In the case of radiocarbon dating, the half-life of carbon 14 is 5,730 years.This half life is a relatively small number, which means that carbon 14 dating is not particularly helpful for very recent deaths and deaths more than 50,000 years ago.This require uranium to be enriched with the uranium-235 isotope and the chain reaction to be controlled so that the energy is released in a more manageable way.
Phosphate fertilizers are made from material typically high in uranium, so they usually contain high amounts of it.
Uranium in the environment Although uranium is radioactive, it is not particularly rare.
Archaeologists use the exponential, radioactive decay of carbon 14 to estimate the death dates of organic material.
The stable form of carbon is carbon 12 and the radioactive isotope carbon 14 decays over time into nitrogen 14 and other particles.
Uranium is a hard, dense, malleable, ductile, silver-white, radioactive metal. Applications Uranium gained importance with the development of practical uses of nuclear energy.
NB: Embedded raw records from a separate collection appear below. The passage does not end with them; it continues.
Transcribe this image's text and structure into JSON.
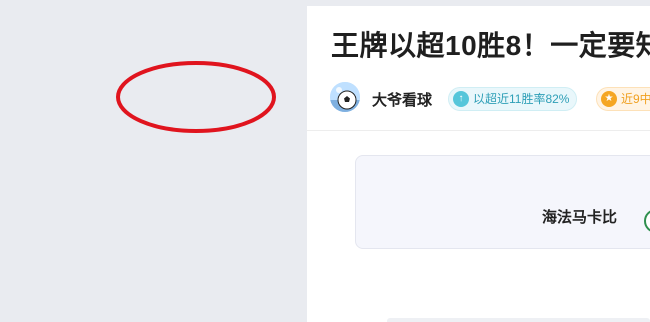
{
  "article": {
    "title": "王牌以超10胜8！一定要知",
    "author": {
      "name": "大爷看球"
    },
    "badges": {
      "win_rate": "以超近11胜率82%",
      "recent": "近9中"
    }
  },
  "match_card": {
    "home_team": "海法马卡比"
  },
  "colors": {
    "background": "#e9ebf0",
    "panel": "#ffffff",
    "badge_cyan": "#2e9fb7",
    "badge_orange": "#f0a020",
    "highlight_red": "#e0141e",
    "team_green": "#2f8f4e"
  },
  "icons": {
    "win_rate_badge": "arrow-up-icon",
    "recent_badge": "star-icon",
    "avatar": "soccer-ball-avatar"
  }
}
In air it is coated by uranium oxide, tarnishing rapidly. Uranium can form solids solutions and intermetallic compounds with many of the metals.The name 'radioactive' may suggest to you that radioactive elements radiate radio waves, but unfortunately that is not so!The name 'radioactivity' is a misnomer because these elements have nothing to do with radio waves! To understand radioactivity, we need to explore the structure of an atomic nucleus.Radiocarbon dating can be used on samples of bone, cloth, wood and plant fibers.The half-life of a radioactive isotope describes the amount of time that it takes half of the isotope in a sample to decay.A radioactive element is one with an unstable nucleus, which radiates alpha, beta or gamma radiation and gets converted to a stable element.